K-ORANGE (KORJ 94.3 FM, Garden Grove, California/LA Metro)

I was absolutely devastated when I was gassed (an old radio term for being fired) from Barstow, and came back home to wallow in self-pity. I was honestly thinking about just taking any old job I could find … seriously! I started checking the want ads for truck drivers needed! As it happened, a good friend reminded me that I was just starting out and it was way too soon to give up on radio. So I started calling around to local Orange County radio stations (there weren’t many) and got an interview with PD Mike Lundy at K-Orange. The timing of that call was perfect because they had just made some on-air personality changes and there was a 50/50 chance the overnight slot might be opening up, literally that night. Lundy said to stay near the phone and he would let me know. And that’s what I did. I’ll never forget the phone call from Mike Lundy that afternoon telling me the slot had opened up and did I want it. Did I want it?! Hell yes! So, I landed the overnight DJ slot at KORJ-FM in Garden Grove and reported for duty the night of my interview.

Taking this job meant many things. First, I didn’t feel like such a loser after Barstow, but it also put me back home, and much closer to my ultimate goal of L.A. radio, since this little three-thousand watt FM station serving Orange County was just 30 miles from what we considered radio mecca. We played the easier, more mainstream pop music of the day and I got to be around some real radio pros. Lundy had worked in LA, and our morning man, Dave Hall, was bright, witty, and very talented. In fact, Dave would later go on to success in TV and film. Scott Lockwood was a great talent too, with a smooth, seasoned presentation. All these guys belonged in LA, so it was a great opportunity for me to learn about the business and improve by being in their presence. K-Orange was also where I really blossomed as a producer.

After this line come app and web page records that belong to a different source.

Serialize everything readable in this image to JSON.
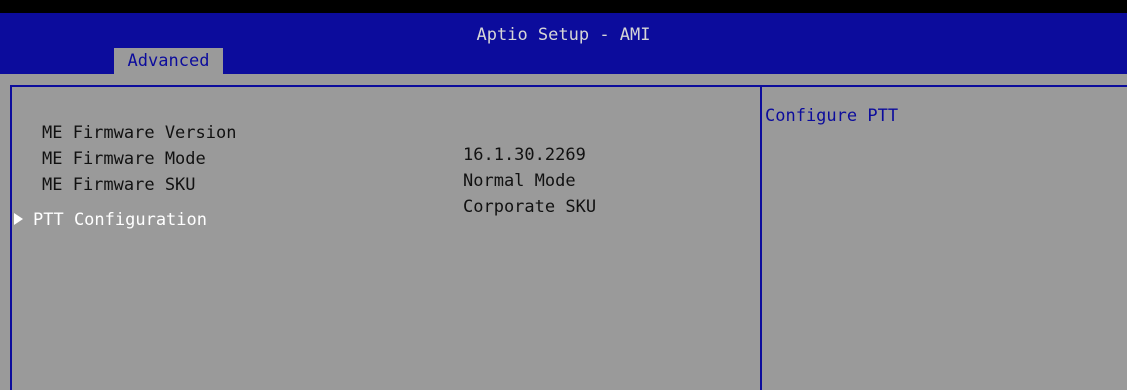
{
  "header": {
    "title": "Aptio Setup - AMI",
    "active_tab": "Advanced"
  },
  "info": [
    {
      "label": "ME Firmware Version",
      "value": "16.1.30.2269"
    },
    {
      "label": "ME Firmware Mode",
      "value": "Normal Mode"
    },
    {
      "label": "ME Firmware SKU",
      "value": "Corporate SKU"
    }
  ],
  "menu": {
    "submenu_label": "PTT Configuration"
  },
  "help": {
    "text": "Configure PTT"
  },
  "colors": {
    "header_bg": "#0c0c9c",
    "panel_bg": "#9a9a9a",
    "selected_text": "#ffffff",
    "help_text": "#0c0c9c"
  }
}
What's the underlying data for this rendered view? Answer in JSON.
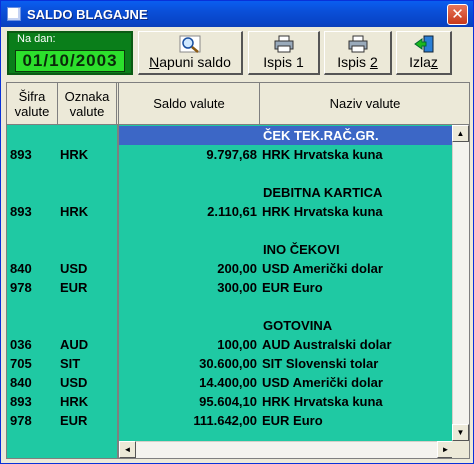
{
  "window": {
    "title": "SALDO BLAGAJNE"
  },
  "date": {
    "label": "Na dan:",
    "value": "01/10/2003"
  },
  "toolbar": {
    "fill": {
      "pre": "",
      "u": "N",
      "post": "apuni saldo"
    },
    "print1": {
      "pre": "Ispis 1",
      "u": "",
      "post": ""
    },
    "print2": {
      "pre": "Ispis ",
      "u": "2",
      "post": ""
    },
    "exit": {
      "pre": "Izla",
      "u": "z",
      "post": ""
    }
  },
  "columns": {
    "sifra": "Šifra valute",
    "oznaka": "Oznaka valute",
    "saldo": "Saldo valute",
    "naziv": "Naziv valute"
  },
  "groups": [
    {
      "name": "ČEK TEK.RAČ.GR.",
      "active": true,
      "rows": [
        {
          "sifra": "893",
          "oznaka": "HRK",
          "saldo": "9.797,68",
          "naziv": "HRK Hrvatska kuna"
        }
      ]
    },
    {
      "name": "DEBITNA KARTICA",
      "active": false,
      "rows": [
        {
          "sifra": "893",
          "oznaka": "HRK",
          "saldo": "2.110,61",
          "naziv": "HRK Hrvatska kuna"
        }
      ]
    },
    {
      "name": "INO ČEKOVI",
      "active": false,
      "rows": [
        {
          "sifra": "840",
          "oznaka": "USD",
          "saldo": "200,00",
          "naziv": "USD Američki dolar"
        },
        {
          "sifra": "978",
          "oznaka": "EUR",
          "saldo": "300,00",
          "naziv": "EUR Euro"
        }
      ]
    },
    {
      "name": "GOTOVINA",
      "active": false,
      "rows": [
        {
          "sifra": "036",
          "oznaka": "AUD",
          "saldo": "100,00",
          "naziv": "AUD Australski dolar"
        },
        {
          "sifra": "705",
          "oznaka": "SIT",
          "saldo": "30.600,00",
          "naziv": "SIT Slovenski tolar"
        },
        {
          "sifra": "840",
          "oznaka": "USD",
          "saldo": "14.400,00",
          "naziv": "USD Američki dolar"
        },
        {
          "sifra": "893",
          "oznaka": "HRK",
          "saldo": "95.604,10",
          "naziv": "HRK Hrvatska kuna"
        },
        {
          "sifra": "978",
          "oznaka": "EUR",
          "saldo": "111.642,00",
          "naziv": "EUR Euro"
        }
      ]
    }
  ],
  "scroll": {
    "up": "▲",
    "down": "▼",
    "left": "◄",
    "right": "►"
  }
}
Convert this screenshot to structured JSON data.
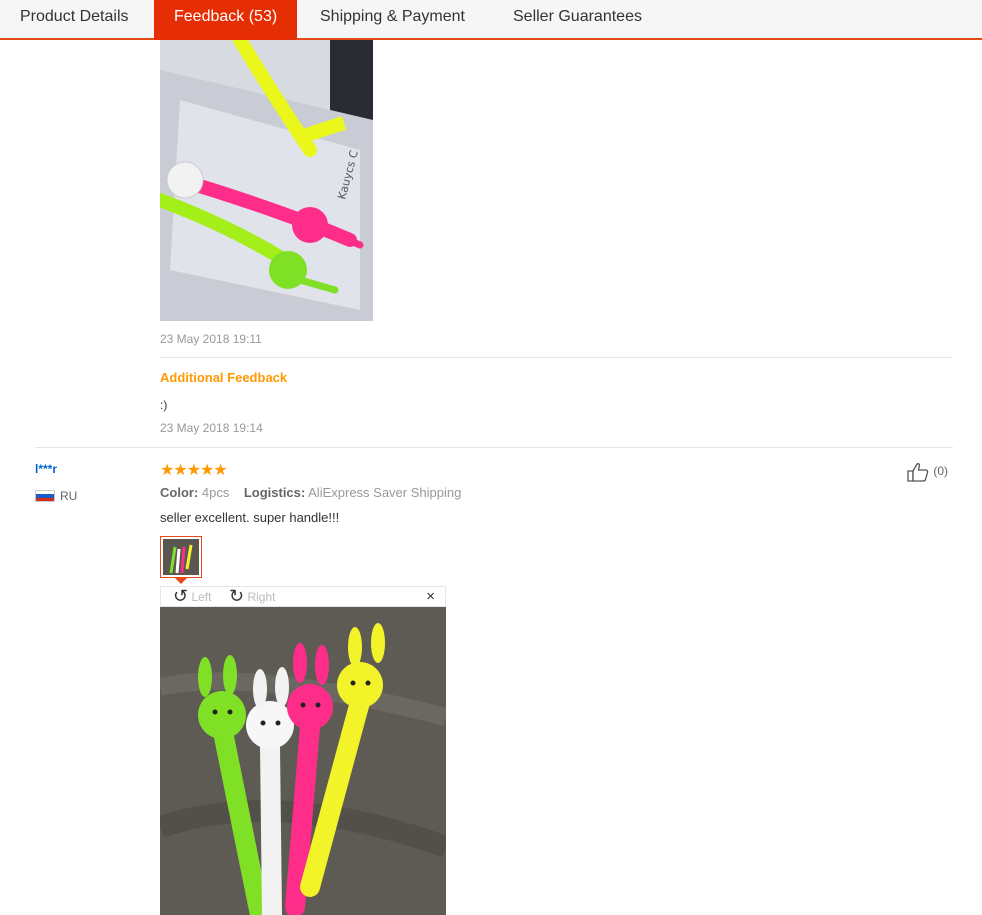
{
  "tabs": [
    {
      "label": "Product Details"
    },
    {
      "label": "Feedback (53)"
    },
    {
      "label": "Shipping & Payment"
    },
    {
      "label": "Seller Guarantees"
    }
  ],
  "review1": {
    "date": "23 May 2018 19:11",
    "additional_title": "Additional Feedback",
    "additional_text": ":)",
    "additional_date": "23 May 2018 19:14"
  },
  "review2": {
    "user": "l***r",
    "country": "RU",
    "stars": "★★★★★",
    "color_label": "Color:",
    "color_value": "4pcs",
    "logistics_label": "Logistics:",
    "logistics_value": "AliExpress Saver Shipping",
    "text": "seller excellent. super handle!!!",
    "helpful_count": "(0)",
    "rating": 5
  },
  "viewer": {
    "left_label": "Left",
    "right_label": "Right",
    "close": "×"
  },
  "colors": {
    "accent": "#e62e04",
    "orange": "#ff9900",
    "link": "#0066cc"
  }
}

I was given some crazy production assignments without any real direction and very little restrictions, so I took advantage and put out, if I say so myself, some extremely creative work.

One thing about K-Orange that wasn’t so great was the fact that it was an automated station. That meant that everything was pre-recorded, even what we said. We would go in the production¬† studio and record everything – song intros, public service announcements, you name it, it was recorded in advance. My time in Barstow was all live, and I missed that aspect of radio. Plus, overnight DJ was not my career goal, and while it was cool being back home and working on the 14th floor of an office building in really nice offices and studios, I was itching to land a better slot at a bigger station and do live radio again. I was constantly calling, showing up, hanging around, and talking to anybody who would talk to me at other stations, trying to make myself known as a talented up-and-comer and developing my network of radio folks. Naturally, I hit every other Orange County station and spent a lot of time on the phone to L.A., but there was one station in Newport Beach, KOCM-FM, that was very close to home, so I spent a lot of time just going over there and badgering the Program Director to give me a job! As a result of my constant presence, we became friendly and hung out a bit. I think he’d had enough of my badgering though, because one day he just got very direct and honest and said there was nothing available at KOCM. But it was ultimately he who put me on to KOLA-FM and even got me a meeting with the owner there. It just goes to show, networking is a real thing! And yes, we did still hang out until I moved to San Berdo.